## EXERCISE DETAILS:
Extract each line holding the word "prefix" from the entries.

## Web page and app entries:
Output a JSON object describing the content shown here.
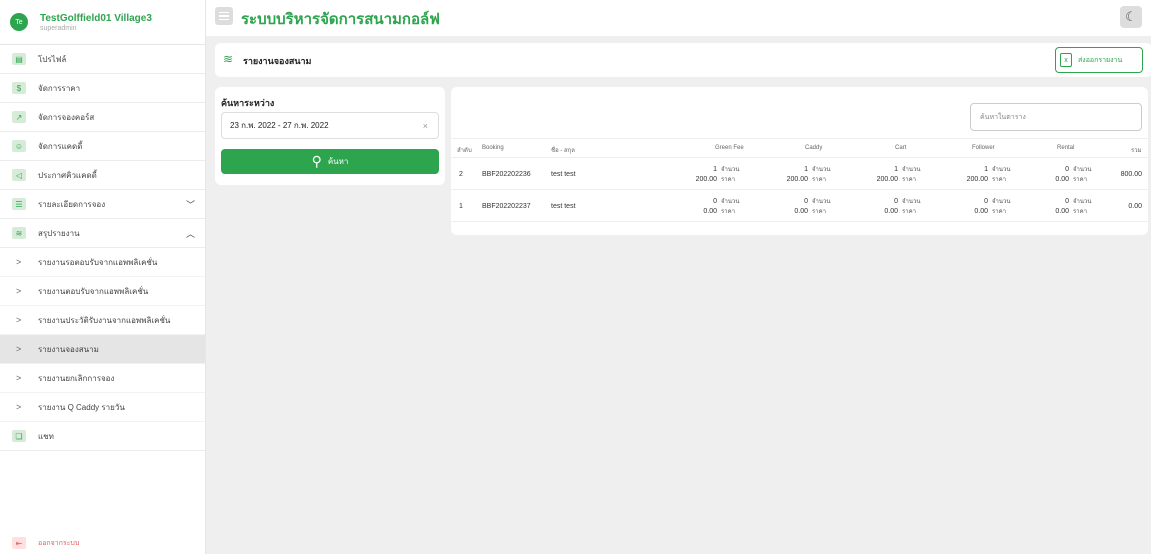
{
  "sidebar": {
    "profile": {
      "avatar": "Te",
      "name": "TestGolffield01 Village3",
      "role": "superadmin"
    },
    "items": [
      {
        "label": "โปรไฟล์",
        "icon": "id-card-icon"
      },
      {
        "label": "จัดการราคา",
        "icon": "dollar-icon"
      },
      {
        "label": "จัดการจองคอร์ส",
        "icon": "trend-icon"
      },
      {
        "label": "จัดการแคดดี้",
        "icon": "users-icon"
      },
      {
        "label": "ประกาศคิวแคดดี้",
        "icon": "announce-icon"
      },
      {
        "label": "รายละเอียดการจอง",
        "icon": "list-icon",
        "chevron": "﹀"
      },
      {
        "label": "สรุปรายงาน",
        "icon": "layers-icon",
        "chevron": "︿"
      }
    ],
    "sub_items": [
      {
        "label": "รายงานรอตอบรับจากแอพพลิเคชั่น"
      },
      {
        "label": "รายงานตอบรับจากแอพพลิเคชั่น"
      },
      {
        "label": "รายงานประวัติรับงานจากแอพพลิเคชั่น"
      },
      {
        "label": "รายงานจองสนาม"
      },
      {
        "label": "รายงานยกเลิกการจอง"
      },
      {
        "label": "รายงาน Q Caddy รายวัน"
      }
    ],
    "chat": {
      "label": "แชท",
      "icon": "chat-icon"
    },
    "logout": {
      "label": "ออกจากระบบ",
      "icon": "logout-icon"
    }
  },
  "topbar": {
    "title": "ระบบบริหารจัดการสนามกอล์ฟ",
    "theme_icon": "moon-icon"
  },
  "header": {
    "title": "รายงานจองสนาม",
    "export_label": "ส่งออกรายงาน"
  },
  "search": {
    "label": "ค้นหาระหว่าง",
    "date_range": "23 ก.พ. 2022 - 27 ก.พ. 2022",
    "clear": "×",
    "button_label": "ค้นหา"
  },
  "table": {
    "filter_placeholder": "ค้นหาในตาราง",
    "qty_label": "จำนวน",
    "price_label": "ราคา",
    "columns": [
      "ลำดับ",
      "Booking",
      "ชื่อ - สกุล",
      "Green Fee",
      "Caddy",
      "Cart",
      "Follower",
      "Rental",
      "รวม"
    ],
    "rows": [
      {
        "no": "2",
        "booking": "BBF202202236",
        "name": "test test",
        "green_fee": {
          "qty": "1",
          "price": "200.00"
        },
        "caddy": {
          "qty": "1",
          "price": "200.00"
        },
        "cart": {
          "qty": "1",
          "price": "200.00"
        },
        "follower": {
          "qty": "1",
          "price": "200.00"
        },
        "rental": {
          "qty": "0",
          "price": "0.00"
        },
        "total": "800.00"
      },
      {
        "no": "1",
        "booking": "BBF202202237",
        "name": "test test",
        "green_fee": {
          "qty": "0",
          "price": "0.00"
        },
        "caddy": {
          "qty": "0",
          "price": "0.00"
        },
        "cart": {
          "qty": "0",
          "price": "0.00"
        },
        "follower": {
          "qty": "0",
          "price": "0.00"
        },
        "rental": {
          "qty": "0",
          "price": "0.00"
        },
        "total": "0.00"
      }
    ]
  },
  "colors": {
    "accent": "#2da44e",
    "logout": "#e35d5d",
    "background": "#efefef"
  }
}
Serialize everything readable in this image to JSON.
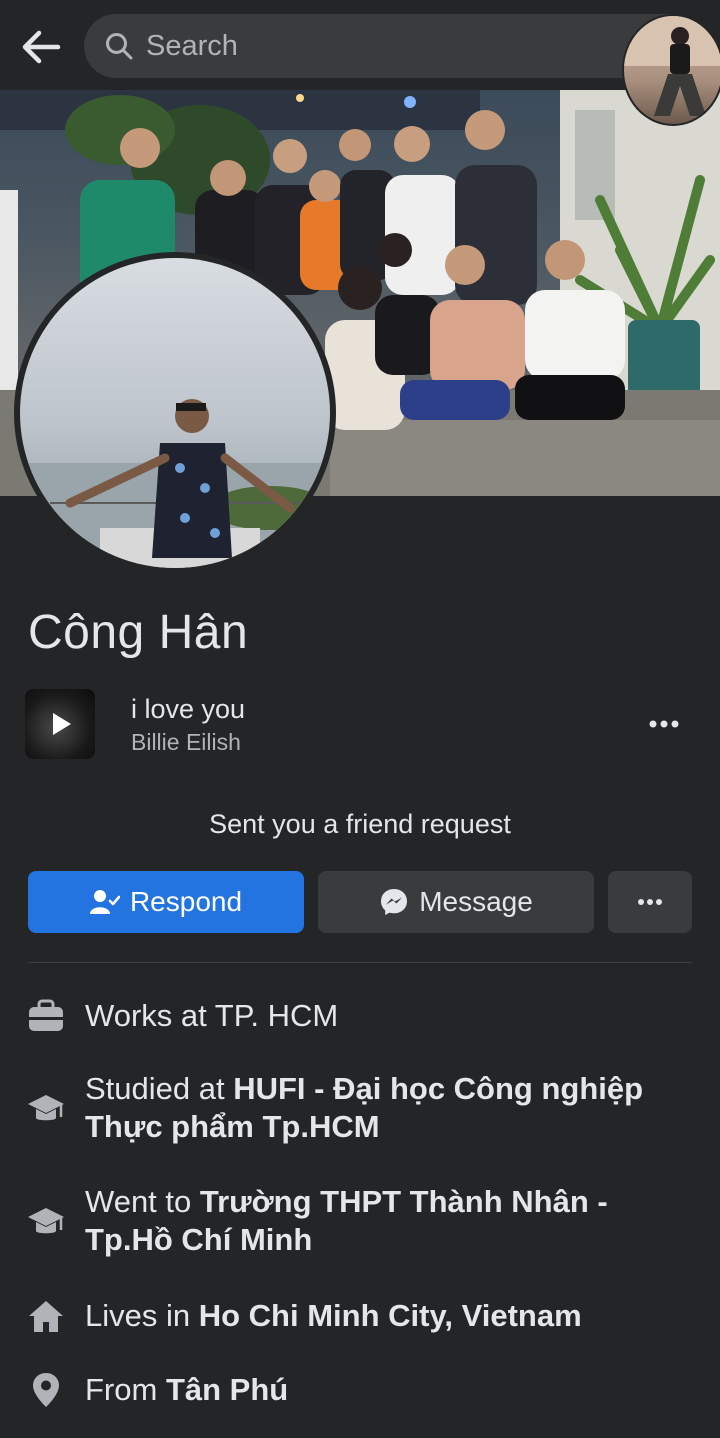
{
  "search": {
    "placeholder": "Search"
  },
  "icons": {
    "back": "arrow-left-icon",
    "search": "search-icon",
    "more": "more-horizontal-icon",
    "respond": "add-friend-icon",
    "message": "messenger-icon",
    "work": "briefcase-icon",
    "education": "graduation-cap-icon",
    "home": "house-icon",
    "location": "location-pin-icon",
    "play": "play-icon"
  },
  "colors": {
    "background": "#242526",
    "accent": "#2374e1",
    "secondary_button": "#3a3b3c",
    "text_primary": "#e4e6eb",
    "text_secondary": "#b0b3b8"
  },
  "profile": {
    "name": "Công Hân"
  },
  "music": {
    "title": "i love you",
    "artist": "Billie Eilish"
  },
  "friend_request": {
    "text": "Sent you a friend request",
    "respond_label": "Respond",
    "message_label": "Message"
  },
  "details": {
    "work": {
      "prefix": "Works at TP. HCM"
    },
    "study": {
      "prefix": "Studied at ",
      "place": "HUFI - Đại học Công nghiệp Thực phẩm Tp.HCM"
    },
    "school": {
      "prefix": "Went to ",
      "place": "Trường THPT Thành Nhân - Tp.Hồ Chí Minh"
    },
    "lives": {
      "prefix": "Lives in ",
      "place": "Ho Chi Minh City, Vietnam"
    },
    "from": {
      "prefix": "From ",
      "place": "Tân Phú"
    }
  }
}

## RESULT:
      "prefix": "Works at TP. HCM"
      "prefix": "Studied at ",
      "prefix": "Went to ",
      "prefix": "Lives in ",
      "prefix": "From ",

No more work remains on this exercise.